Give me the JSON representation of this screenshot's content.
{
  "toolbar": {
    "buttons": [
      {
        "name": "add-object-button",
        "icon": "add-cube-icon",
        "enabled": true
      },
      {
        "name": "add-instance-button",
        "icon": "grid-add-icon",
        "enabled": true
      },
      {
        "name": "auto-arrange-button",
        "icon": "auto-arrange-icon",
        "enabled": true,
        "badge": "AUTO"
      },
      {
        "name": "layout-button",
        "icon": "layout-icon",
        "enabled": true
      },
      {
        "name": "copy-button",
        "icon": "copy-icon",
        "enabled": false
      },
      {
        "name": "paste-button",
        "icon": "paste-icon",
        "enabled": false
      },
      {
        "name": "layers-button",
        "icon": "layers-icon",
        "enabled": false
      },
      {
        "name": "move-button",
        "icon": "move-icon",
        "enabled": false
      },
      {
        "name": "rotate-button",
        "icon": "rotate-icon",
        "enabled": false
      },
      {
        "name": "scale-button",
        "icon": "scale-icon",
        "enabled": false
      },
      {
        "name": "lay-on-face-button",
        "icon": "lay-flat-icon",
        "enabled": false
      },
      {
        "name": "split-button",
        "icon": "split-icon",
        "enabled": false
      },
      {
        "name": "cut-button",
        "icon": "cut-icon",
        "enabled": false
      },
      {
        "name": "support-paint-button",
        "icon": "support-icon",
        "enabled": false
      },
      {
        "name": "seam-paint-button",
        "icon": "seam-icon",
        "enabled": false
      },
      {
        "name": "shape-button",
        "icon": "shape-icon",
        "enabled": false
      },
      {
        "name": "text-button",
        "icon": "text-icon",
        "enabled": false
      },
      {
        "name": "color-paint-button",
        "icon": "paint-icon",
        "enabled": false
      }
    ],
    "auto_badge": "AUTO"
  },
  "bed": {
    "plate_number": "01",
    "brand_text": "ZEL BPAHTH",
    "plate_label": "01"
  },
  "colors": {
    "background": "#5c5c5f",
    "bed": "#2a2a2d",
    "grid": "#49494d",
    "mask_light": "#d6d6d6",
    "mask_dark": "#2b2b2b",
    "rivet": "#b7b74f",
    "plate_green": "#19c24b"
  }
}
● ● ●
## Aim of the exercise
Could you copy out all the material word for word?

## Output for this task
Give me the JSON representation of this screenshot's content.
{
  "toolbar": {
    "buttons": [
      {
        "name": "add-object-button",
        "icon": "add-cube-icon",
        "enabled": true
      },
      {
        "name": "add-instance-button",
        "icon": "grid-add-icon",
        "enabled": true
      },
      {
        "name": "auto-arrange-button",
        "icon": "auto-arrange-icon",
        "enabled": true,
        "badge": "AUTO"
      },
      {
        "name": "layout-button",
        "icon": "layout-icon",
        "enabled": true
      },
      {
        "name": "copy-button",
        "icon": "copy-icon",
        "enabled": false
      },
      {
        "name": "paste-button",
        "icon": "paste-icon",
        "enabled": false
      },
      {
        "name": "layers-button",
        "icon": "layers-icon",
        "enabled": false
      },
      {
        "name": "move-button",
        "icon": "move-icon",
        "enabled": false
      },
      {
        "name": "rotate-button",
        "icon": "rotate-icon",
        "enabled": false
      },
      {
        "name": "scale-button",
        "icon": "scale-icon",
        "enabled": false
      },
      {
        "name": "lay-on-face-button",
        "icon": "lay-flat-icon",
        "enabled": false
      },
      {
        "name": "split-button",
        "icon": "split-icon",
        "enabled": false
      },
      {
        "name": "cut-button",
        "icon": "cut-icon",
        "enabled": false
      },
      {
        "name": "support-paint-button",
        "icon": "support-icon",
        "enabled": false
      },
      {
        "name": "seam-paint-button",
        "icon": "seam-icon",
        "enabled": false
      },
      {
        "name": "shape-button",
        "icon": "shape-icon",
        "enabled": false
      },
      {
        "name": "text-button",
        "icon": "text-icon",
        "enabled": false
      },
      {
        "name": "color-paint-button",
        "icon": "paint-icon",
        "enabled": false
      }
    ],
    "auto_badge": "AUTO"
  },
  "bed": {
    "plate_number": "01",
    "brand_text": "ZEL BPAHTH",
    "plate_label": "01"
  },
  "colors": {
    "background": "#5c5c5f",
    "bed": "#2a2a2d",
    "grid": "#49494d",
    "mask_light": "#d6d6d6",
    "mask_dark": "#2b2b2b",
    "rivet": "#b7b74f",
    "plate_green": "#19c24b"
  }
}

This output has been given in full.